┌────────
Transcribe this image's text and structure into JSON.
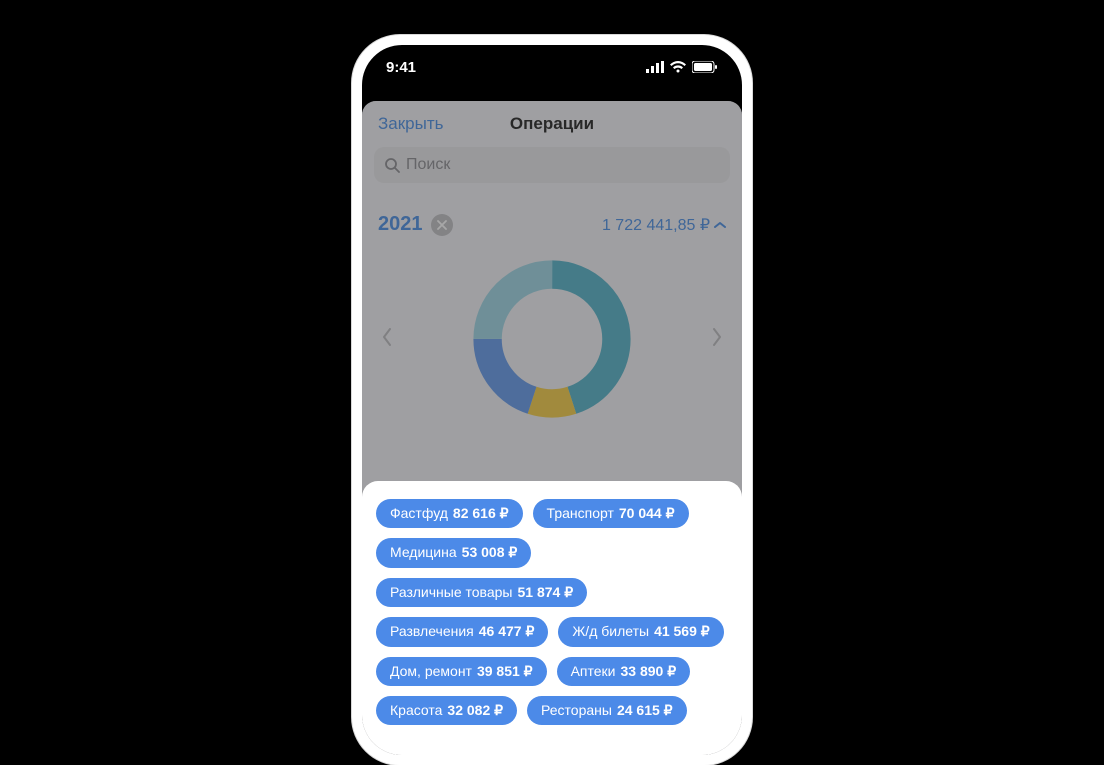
{
  "status": {
    "time": "9:41"
  },
  "nav": {
    "close": "Закрыть",
    "title": "Операции"
  },
  "search": {
    "placeholder": "Поиск"
  },
  "summary": {
    "year": "2021",
    "total": "1 722 441,85 ₽"
  },
  "chart_data": {
    "type": "pie",
    "title": "",
    "series": [
      {
        "name": "teal-segment",
        "value": 45,
        "color": "#3aa6c0"
      },
      {
        "name": "yellow-segment",
        "value": 10,
        "color": "#f2c52b"
      },
      {
        "name": "blue-segment",
        "value": 20,
        "color": "#4c8ae8"
      },
      {
        "name": "light-segment",
        "value": 25,
        "color": "#8fcfe0"
      }
    ]
  },
  "categories": [
    {
      "name": "Фастфуд",
      "amount": "82 616 ₽"
    },
    {
      "name": "Транспорт",
      "amount": "70 044 ₽"
    },
    {
      "name": "Медицина",
      "amount": "53 008 ₽"
    },
    {
      "name": "Различные товары",
      "amount": "51 874 ₽"
    },
    {
      "name": "Развлечения",
      "amount": "46 477 ₽"
    },
    {
      "name": "Ж/д билеты",
      "amount": "41 569 ₽"
    },
    {
      "name": "Дом, ремонт",
      "amount": "39 851 ₽"
    },
    {
      "name": "Аптеки",
      "amount": "33 890 ₽"
    },
    {
      "name": "Красота",
      "amount": "32 082 ₽"
    },
    {
      "name": "Рестораны",
      "amount": "24 615 ₽"
    }
  ]
}
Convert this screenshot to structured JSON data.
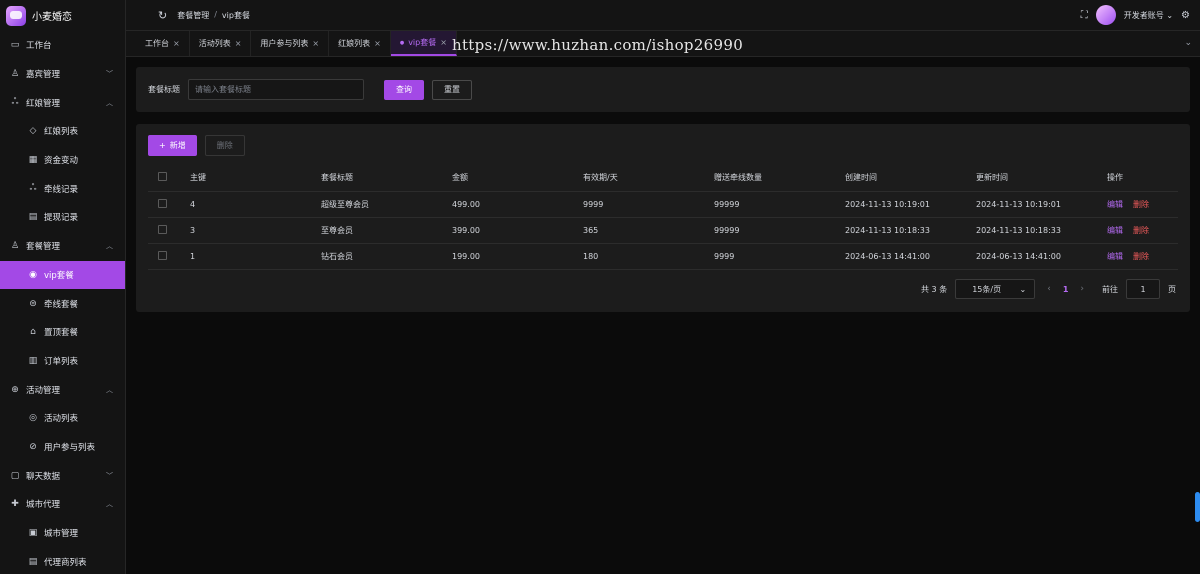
{
  "app": {
    "name": "小麦婚恋",
    "logo_icon": "app-logo-icon"
  },
  "sidebar": {
    "items": [
      {
        "label": "工作台",
        "icon": "monitor-icon",
        "level": 1
      },
      {
        "label": "嘉宾管理",
        "icon": "user-icon",
        "level": 1,
        "arrow": "expand"
      },
      {
        "label": "红娘管理",
        "icon": "group-icon",
        "level": 1,
        "arrow": "collapse"
      },
      {
        "label": "红娘列表",
        "icon": "gem-icon",
        "level": 2
      },
      {
        "label": "资金变动",
        "icon": "grid-icon",
        "level": 2
      },
      {
        "label": "牵线记录",
        "icon": "group-icon",
        "level": 2
      },
      {
        "label": "提现记录",
        "icon": "clipboard-icon",
        "level": 2
      },
      {
        "label": "套餐管理",
        "icon": "user-icon",
        "level": 1,
        "arrow": "collapse"
      },
      {
        "label": "vip套餐",
        "icon": "vip-icon",
        "level": 2,
        "active": true
      },
      {
        "label": "牵线套餐",
        "icon": "link-icon",
        "level": 2
      },
      {
        "label": "置顶套餐",
        "icon": "pin-icon",
        "level": 2
      },
      {
        "label": "订单列表",
        "icon": "document-icon",
        "level": 2
      },
      {
        "label": "活动管理",
        "icon": "globe-icon",
        "level": 1,
        "arrow": "collapse"
      },
      {
        "label": "活动列表",
        "icon": "chrome-icon",
        "level": 2
      },
      {
        "label": "用户参与列表",
        "icon": "check-circle-icon",
        "level": 2
      },
      {
        "label": "聊天数据",
        "icon": "chat-icon",
        "level": 1,
        "arrow": "expand"
      },
      {
        "label": "城市代理",
        "icon": "plus-circle-icon",
        "level": 1,
        "arrow": "collapse"
      },
      {
        "label": "城市管理",
        "icon": "building-icon",
        "level": 2
      },
      {
        "label": "代理商列表",
        "icon": "list-icon",
        "level": 2
      }
    ]
  },
  "header": {
    "breadcrumb": [
      "套餐管理",
      "vip套餐"
    ],
    "account": "开发者账号"
  },
  "tabs": [
    {
      "label": "工作台",
      "active": false
    },
    {
      "label": "活动列表",
      "active": false
    },
    {
      "label": "用户参与列表",
      "active": false
    },
    {
      "label": "红娘列表",
      "active": false
    },
    {
      "label": "vip套餐",
      "active": true
    }
  ],
  "watermark": "https://www.huzhan.com/ishop26990",
  "search": {
    "label": "套餐标题",
    "placeholder": "请输入套餐标题",
    "value": "",
    "query_label": "查询",
    "reset_label": "重置"
  },
  "toolbar": {
    "add_label": "新增",
    "delete_label": "删除"
  },
  "table": {
    "columns": [
      "主键",
      "套餐标题",
      "金额",
      "有效期/天",
      "赠送牵线数量",
      "创建时间",
      "更新时间",
      "操作"
    ],
    "rows": [
      {
        "id": "4",
        "title": "超级至尊会员",
        "amount": "499.00",
        "days": "9999",
        "gift": "99999",
        "created": "2024-11-13 10:19:01",
        "updated": "2024-11-13 10:19:01"
      },
      {
        "id": "3",
        "title": "至尊会员",
        "amount": "399.00",
        "days": "365",
        "gift": "99999",
        "created": "2024-11-13 10:18:33",
        "updated": "2024-11-13 10:18:33"
      },
      {
        "id": "1",
        "title": "钻石会员",
        "amount": "199.00",
        "days": "180",
        "gift": "9999",
        "created": "2024-06-13 14:41:00",
        "updated": "2024-06-13 14:41:00"
      }
    ],
    "edit_label": "编辑",
    "delete_label": "删除"
  },
  "pagination": {
    "total_text": "共 3 条",
    "page_size": "15条/页",
    "current_page": "1",
    "goto_label": "前往",
    "goto_value": "1",
    "page_suffix": "页"
  },
  "colors": {
    "accent": "#a349e6",
    "danger": "#f05b5b",
    "background": "#0b0b0b",
    "panel": "#1c1c1c"
  }
}
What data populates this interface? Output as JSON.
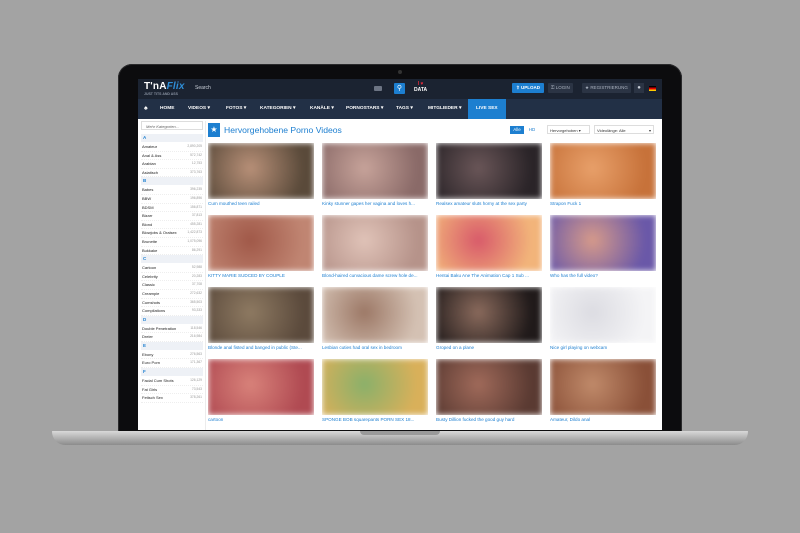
{
  "header": {
    "logo_main": "T'nA",
    "logo_accent": "Flix",
    "tagline": "JUST TITS AND ASS",
    "search_label": "Search",
    "data_logo_top": "I ♥",
    "data_logo_bottom": "DATA",
    "upload_label": "UPLOAD",
    "login_label": "LOGIN",
    "register_label": "REGISTRIERUNG"
  },
  "nav": {
    "items": [
      "HOME",
      "VIDEOS",
      "FOTOS",
      "KATEGORIEN",
      "KANÄLE",
      "PORNOSTARS",
      "TAGS",
      "MITGLIEDER",
      "LIVE SEX"
    ]
  },
  "sidebar": {
    "more_label": "Mehr Kategorien...",
    "groups": [
      {
        "letter": "A",
        "items": [
          [
            "Amateur",
            "2,890,205"
          ],
          [
            "Anal & Ass",
            "572,742"
          ],
          [
            "Arabian",
            "12,753"
          ],
          [
            "Asiatisch",
            "373,763"
          ]
        ]
      },
      {
        "letter": "B",
        "items": [
          [
            "Babes",
            "396,235"
          ],
          [
            "BBW",
            "196,896"
          ],
          [
            "BDSM",
            "156,871"
          ],
          [
            "Bizarr",
            "37,813"
          ],
          [
            "Blond",
            "455,281"
          ],
          [
            "Blowjobs & Oralsex",
            "1,422,873"
          ],
          [
            "Brunette",
            "1,075,096"
          ],
          [
            "Bukkake",
            "86,291"
          ]
        ]
      },
      {
        "letter": "C",
        "items": [
          [
            "Cartoon",
            "52,988"
          ],
          [
            "Celebrity",
            "20,283"
          ],
          [
            "Classic",
            "37,708"
          ],
          [
            "Creampie",
            "272,632"
          ],
          [
            "Cumshots",
            "365,503"
          ],
          [
            "Compilations",
            "93,333"
          ]
        ]
      },
      {
        "letter": "D",
        "items": [
          [
            "Double Penetration",
            "118,546"
          ],
          [
            "Dreier",
            "216,984"
          ]
        ]
      },
      {
        "letter": "E",
        "items": [
          [
            "Ebony",
            "276,563"
          ],
          [
            "Euro Porn",
            "171,367"
          ]
        ]
      },
      {
        "letter": "F",
        "items": [
          [
            "Facial Cum Shots",
            "126,129"
          ],
          [
            "Fat Girls",
            "73,543"
          ],
          [
            "Fetisch Sex",
            "378,261"
          ]
        ]
      }
    ]
  },
  "main": {
    "title": "Hervorgehobene Porno Videos",
    "filter_all": "Alle",
    "filter_hd": "HD",
    "sort_label": "Hervorgehoben",
    "length_label": "Videolänge: Alle"
  },
  "videos": [
    {
      "title": "Cum mouthed teen railed",
      "colors": [
        "#5a4a3a",
        "#b89078"
      ]
    },
    {
      "title": "Kinky stunner gapes her vagina and loves h...",
      "colors": [
        "#8a6a68",
        "#c7a39a"
      ]
    },
    {
      "title": "Realsex amateur sluts horny at the sex party",
      "colors": [
        "#2a2428",
        "#6a5658"
      ]
    },
    {
      "title": "Strapon Fuck 1",
      "colors": [
        "#c7723a",
        "#e8a06a"
      ]
    },
    {
      "title": "KITTY MARIE SUDCED BY COUPLE",
      "colors": [
        "#c08572",
        "#a05848"
      ]
    },
    {
      "title": "Blond-haired curvacious dame screw hole de...",
      "colors": [
        "#b6938a",
        "#e0c3b8"
      ]
    },
    {
      "title": "Hentai Baku Ane The Animation Cap 1 Sub ...",
      "colors": [
        "#f2b47a",
        "#d85a6a"
      ]
    },
    {
      "title": "Who has the full video?",
      "colors": [
        "#6a58a8",
        "#d69a8a"
      ]
    },
    {
      "title": "Blonde anal fisted and banged in public (Ste...",
      "colors": [
        "#5b4a3c",
        "#8e7a62"
      ]
    },
    {
      "title": "Lesbian cuties had oral sex in bedroom",
      "colors": [
        "#d4c1b3",
        "#9c7866"
      ]
    },
    {
      "title": "Groped on a plane",
      "colors": [
        "#201a1a",
        "#8a6a5c"
      ]
    },
    {
      "title": "Nice girl playing on webcam",
      "colors": [
        "#f4f4f6",
        "#dcdce2"
      ]
    },
    {
      "title": "cartoon",
      "colors": [
        "#b04a52",
        "#d8827a"
      ]
    },
    {
      "title": "SPONGE BOB squarepants PORN SEX 18...",
      "colors": [
        "#d9b05a",
        "#8ab06a"
      ]
    },
    {
      "title": "Busty Dillion fucked the good guy hard",
      "colors": [
        "#5a3a32",
        "#a06a5a"
      ]
    },
    {
      "title": "Amateur, Dildo anal",
      "colors": [
        "#8a5038",
        "#c08a6a"
      ]
    }
  ]
}
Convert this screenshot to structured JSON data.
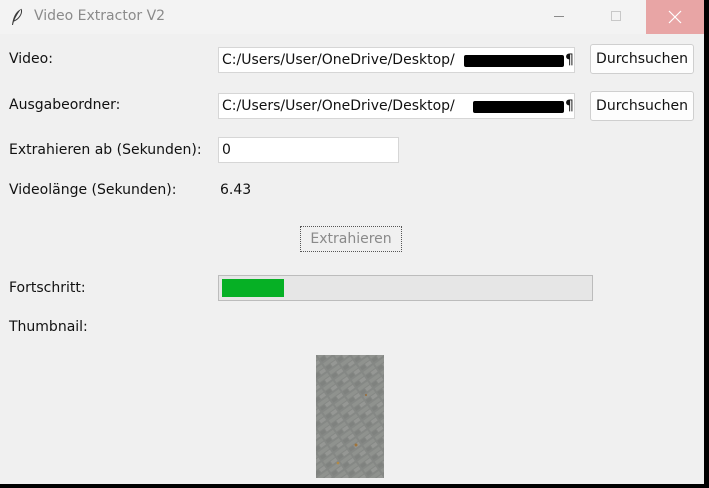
{
  "window": {
    "title": "Video Extractor V2"
  },
  "form": {
    "video_label": "Video:",
    "video_path": "C:/Users/User/OneDrive/Desktop/",
    "video_path_suffix": "¶I",
    "output_label": "Ausgabeordner:",
    "output_path": "C:/Users/User/OneDrive/Desktop/",
    "output_path_suffix": "¶I",
    "browse_label": "Durchsuchen",
    "start_label": "Extrahieren ab (Sekunden):",
    "start_value": "0",
    "length_label": "Videolänge (Sekunden):",
    "length_value": "6.43",
    "extract_label": "Extrahieren",
    "progress_label": "Fortschritt:",
    "progress_value": 0.17,
    "thumbnail_label": "Thumbnail:"
  },
  "colors": {
    "progress_fill": "#06b025",
    "close_button": "#e8a5a5",
    "window_bg": "#f0f0f0"
  },
  "icons": {
    "app": "feather-icon",
    "minimize": "minimize-icon",
    "maximize": "maximize-icon",
    "close": "close-icon"
  }
}
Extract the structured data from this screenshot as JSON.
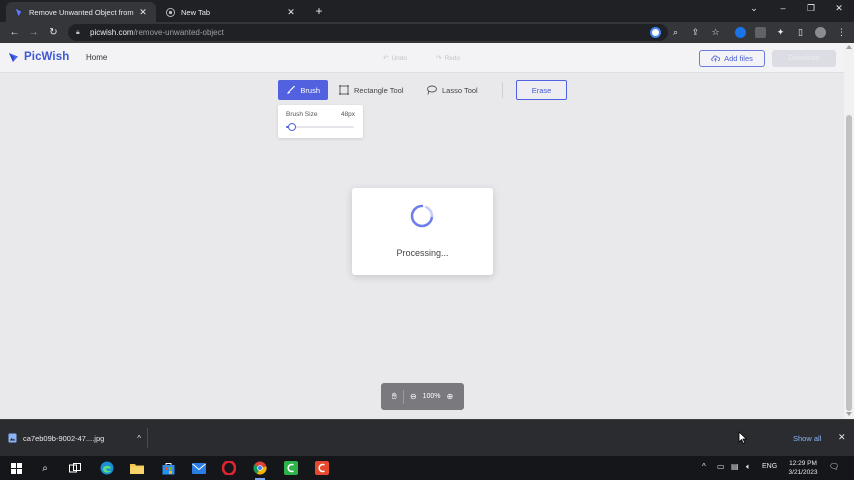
{
  "browser": {
    "tabs": [
      {
        "title": "Remove Unwanted Object from",
        "active": true
      },
      {
        "title": "New Tab",
        "active": false
      }
    ],
    "url_host": "picwish.com",
    "url_path": "/remove-unwanted-object"
  },
  "app": {
    "logo_text": "PicWish",
    "nav_home": "Home",
    "undo_label": "Undo",
    "redo_label": "Redo",
    "add_files_label": "Add files",
    "download_label": "Download",
    "accent_color": "#5161e0"
  },
  "tools": {
    "brush": "Brush",
    "rectangle": "Rectangle Tool",
    "lasso": "Lasso Tool",
    "erase": "Erase",
    "brush_size_label": "Brush Size",
    "brush_size_value": "48px",
    "brush_size_fraction": 0.05
  },
  "processing": {
    "message": "Processing..."
  },
  "zoom": {
    "level": "100%"
  },
  "downloads": {
    "file_name": "ca7eb09b-9002-47....jpg",
    "show_all": "Show all"
  },
  "taskbar": {
    "language": "ENG",
    "time": "12:29 PM",
    "date": "3/21/2023"
  }
}
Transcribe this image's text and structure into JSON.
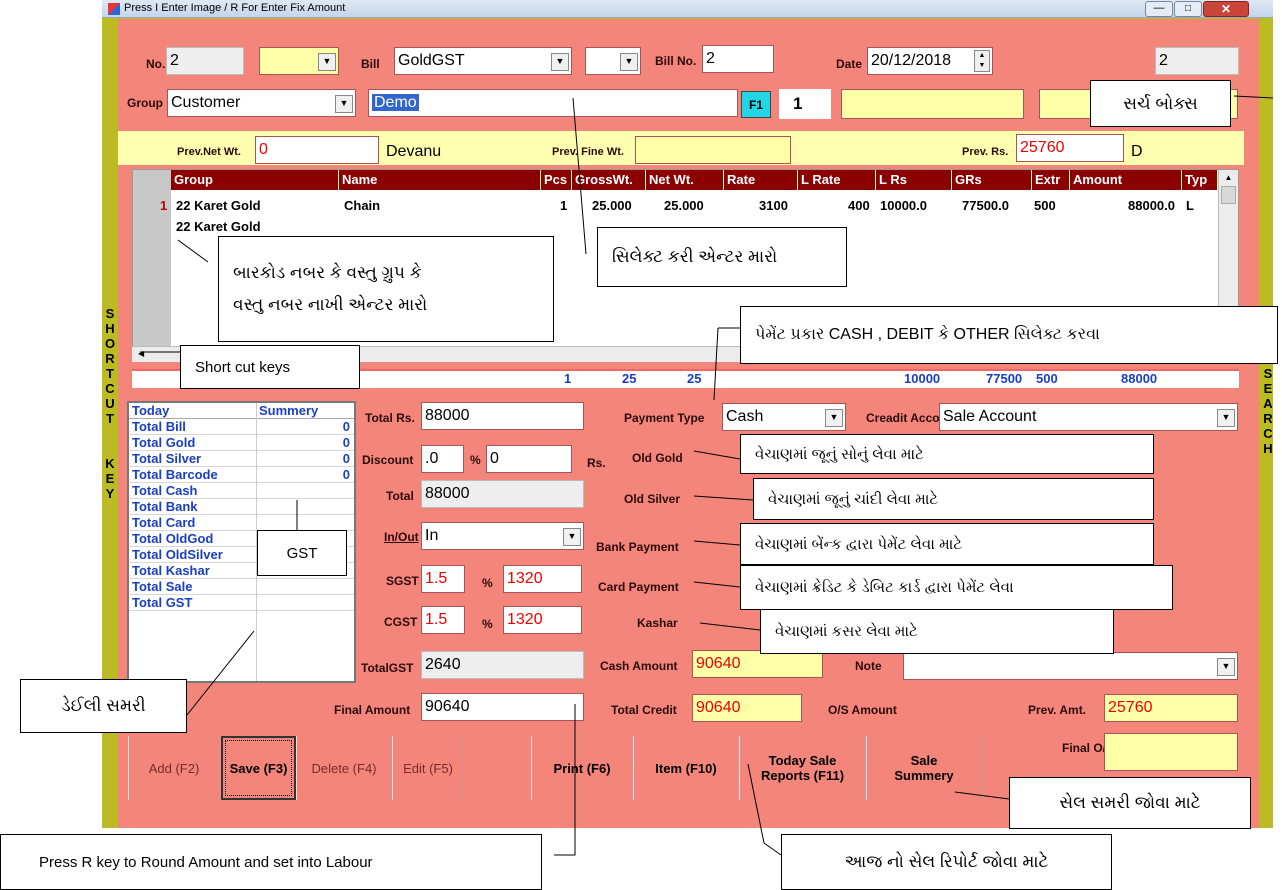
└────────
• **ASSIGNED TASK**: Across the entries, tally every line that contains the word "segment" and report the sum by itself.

• **RESPONSE AREA**: 4